== DATA SHOWN ==

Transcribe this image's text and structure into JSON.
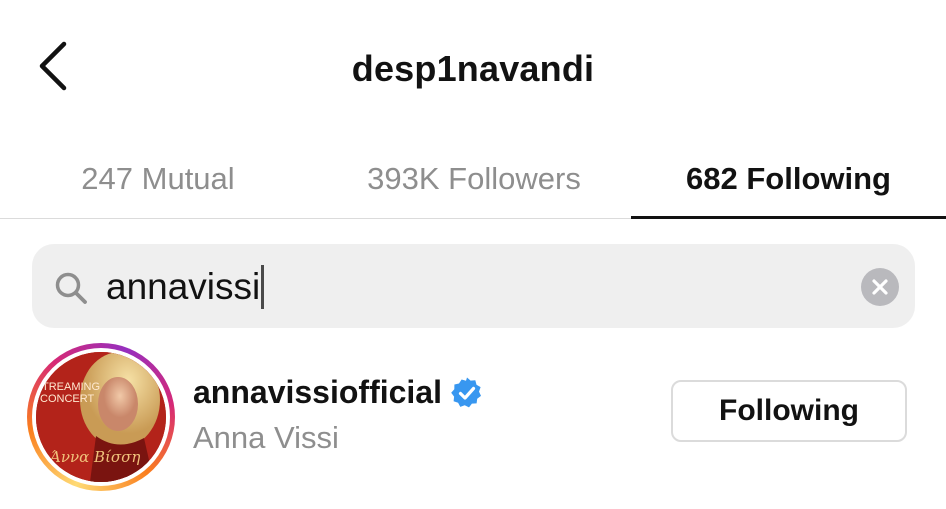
{
  "header": {
    "title": "desp1navandi",
    "back_icon": "chevron-left-icon"
  },
  "tabs": [
    {
      "label": "247 Mutual",
      "active": false
    },
    {
      "label": "393K Followers",
      "active": false
    },
    {
      "label": "682 Following",
      "active": true
    }
  ],
  "search": {
    "value": "annavissi",
    "search_icon": "search-icon",
    "clear_icon": "clear-circle-icon"
  },
  "results": [
    {
      "username": "annavissiofficial",
      "full_name": "Anna Vissi",
      "verified": true,
      "has_story": true,
      "button_label": "Following",
      "avatar_text": {
        "line1": "TREAMING",
        "line2": "CONCERT",
        "signature": "Άννα Βίσση"
      }
    }
  ],
  "colors": {
    "primary_text": "#121212",
    "secondary_text": "#8e8e8e",
    "search_bg": "#efefef",
    "divider": "#dbdbdb",
    "verified_blue": "#3897f0"
  }
}
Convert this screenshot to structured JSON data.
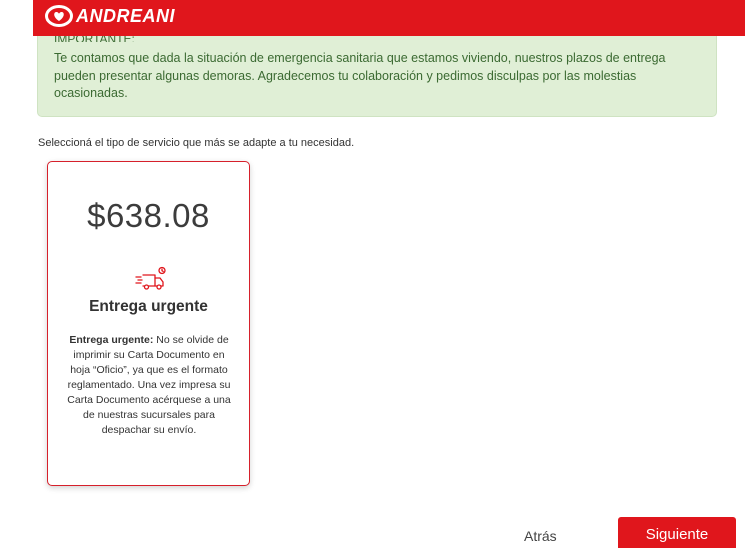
{
  "brand": {
    "name": "ANDREANI"
  },
  "colors": {
    "brand_red": "#e0161c",
    "alert_bg": "#e0efd6",
    "alert_text": "#3b6a32"
  },
  "alert": {
    "heading": "IMPORTANTE:",
    "message": "Te contamos que dada la situación de emergencia sanitaria que estamos viviendo, nuestros plazos de entrega pueden presentar algunas demoras. Agradecemos tu colaboración y pedimos disculpas por las molestias ocasionadas."
  },
  "instructions": "Seleccioná el tipo de servicio que más se adapte a tu necesidad.",
  "service_card": {
    "currency": "$",
    "amount": "638.08",
    "icon": "fast-delivery-truck-icon",
    "title": "Entrega urgente",
    "description_label": "Entrega urgente:",
    "description_text": " No se olvide de imprimir su Carta Documento en hoja “Oficio”, ya que es el formato reglamentado. Una vez impresa su Carta Documento acérquese a una de nuestras sucursales para despachar su envío."
  },
  "actions": {
    "back_label": "Atrás",
    "next_label": "Siguiente"
  }
}
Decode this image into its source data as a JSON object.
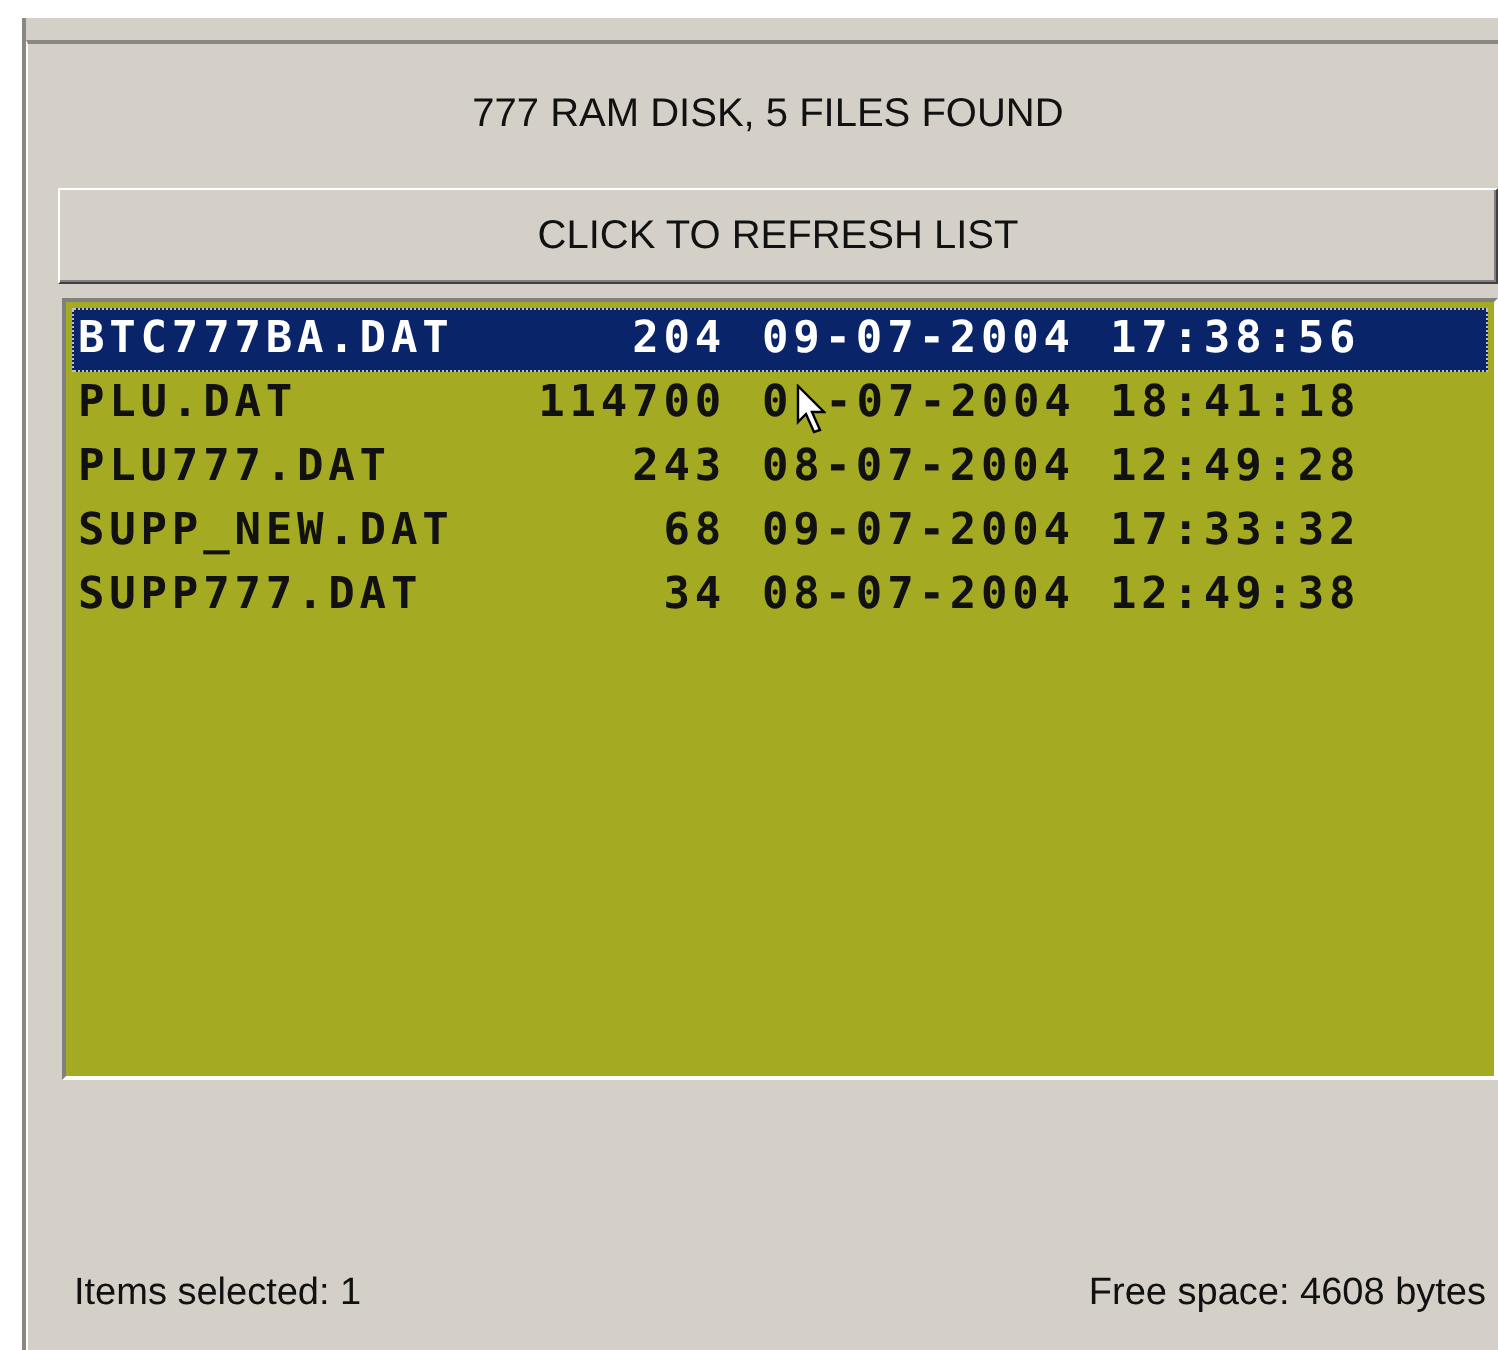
{
  "header": {
    "title": "777 RAM DISK, 5 FILES FOUND"
  },
  "refresh_button": {
    "label": "CLICK TO REFRESH LIST"
  },
  "file_list": {
    "rows": [
      {
        "name": "BTC777BA.DAT",
        "size": "204",
        "date": "09-07-2004",
        "time": "17:38:56",
        "selected": true
      },
      {
        "name": "PLU.DAT",
        "size": "114700",
        "date": [
          "0",
          "-07-2004"
        ],
        "pointer": true,
        "time": "18:41:18",
        "selected": false
      },
      {
        "name": "PLU777.DAT",
        "size": "243",
        "date": "08-07-2004",
        "time": "12:49:28",
        "selected": false
      },
      {
        "name": "SUPP_NEW.DAT",
        "size": "68",
        "date": "09-07-2004",
        "time": "17:33:32",
        "selected": false
      },
      {
        "name": "SUPP777.DAT",
        "size": "34",
        "date": "08-07-2004",
        "time": "12:49:38",
        "selected": false
      }
    ]
  },
  "status_bar": {
    "items_selected": "Items selected: 1",
    "free_space": "Free space: 4608 bytes"
  }
}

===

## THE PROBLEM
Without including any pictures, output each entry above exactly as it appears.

## WRITTEN RESPONSE
Transcribe this image's text and structure into JSON.
{
  "header": {
    "title": "desp1navandi",
    "back_icon": "chevron-left-icon"
  },
  "tabs": [
    {
      "label": "247 Mutual",
      "active": false
    },
    {
      "label": "393K Followers",
      "active": false
    },
    {
      "label": "682 Following",
      "active": true
    }
  ],
  "search": {
    "value": "annavissi",
    "search_icon": "search-icon",
    "clear_icon": "clear-circle-icon"
  },
  "results": [
    {
      "username": "annavissiofficial",
      "full_name": "Anna Vissi",
      "verified": true,
      "has_story": true,
      "button_label": "Following",
      "avatar_text": {
        "line1": "TREAMING",
        "line2": "CONCERT",
        "signature": "Άννα Βίσση"
      }
    }
  ],
  "colors": {
    "primary_text": "#121212",
    "secondary_text": "#8e8e8e",
    "search_bg": "#efefef",
    "divider": "#dbdbdb",
    "verified_blue": "#3897f0"
  }
}
Convert this screenshot to structured JSON data.
{
  "brand": {
    "name": "ANDREANI"
  },
  "colors": {
    "brand_red": "#e0161c",
    "alert_bg": "#e0efd6",
    "alert_text": "#3b6a32"
  },
  "alert": {
    "heading": "IMPORTANTE:",
    "message": "Te contamos que dada la situación de emergencia sanitaria que estamos viviendo, nuestros plazos de entrega pueden presentar algunas demoras. Agradecemos tu colaboración y pedimos disculpas por las molestias ocasionadas."
  },
  "instructions": "Seleccioná el tipo de servicio que más se adapte a tu necesidad.",
  "service_card": {
    "currency": "$",
    "amount": "638.08",
    "icon": "fast-delivery-truck-icon",
    "title": "Entrega urgente",
    "description_label": "Entrega urgente:",
    "description_text": " No se olvide de imprimir su Carta Documento en hoja “Oficio”, ya que es el formato reglamentado. Una vez impresa su Carta Documento acérquese a una de nuestras sucursales para despachar su envío."
  },
  "actions": {
    "back_label": "Atrás",
    "next_label": "Siguiente"
  }
}
Decode this image into its source data as a JSON object.
{
  "header": {
    "title": "777 RAM DISK, 5 FILES FOUND"
  },
  "refresh_button": {
    "label": "CLICK TO REFRESH LIST"
  },
  "file_list": {
    "rows": [
      {
        "name": "BTC777BA.DAT",
        "size": "204",
        "date": "09-07-2004",
        "time": "17:38:56",
        "selected": true
      },
      {
        "name": "PLU.DAT",
        "size": "114700",
        "date": [
          "0",
          "-07-2004"
        ],
        "pointer": true,
        "time": "18:41:18",
        "selected": false
      },
      {
        "name": "PLU777.DAT",
        "size": "243",
        "date": "08-07-2004",
        "time": "12:49:28",
        "selected": false
      },
      {
        "name": "SUPP_NEW.DAT",
        "size": "68",
        "date": "09-07-2004",
        "time": "17:33:32",
        "selected": false
      },
      {
        "name": "SUPP777.DAT",
        "size": "34",
        "date": "08-07-2004",
        "time": "12:49:38",
        "selected": false
      }
    ]
  },
  "status_bar": {
    "items_selected": "Items selected: 1",
    "free_space": "Free space: 4608 bytes"
  }
}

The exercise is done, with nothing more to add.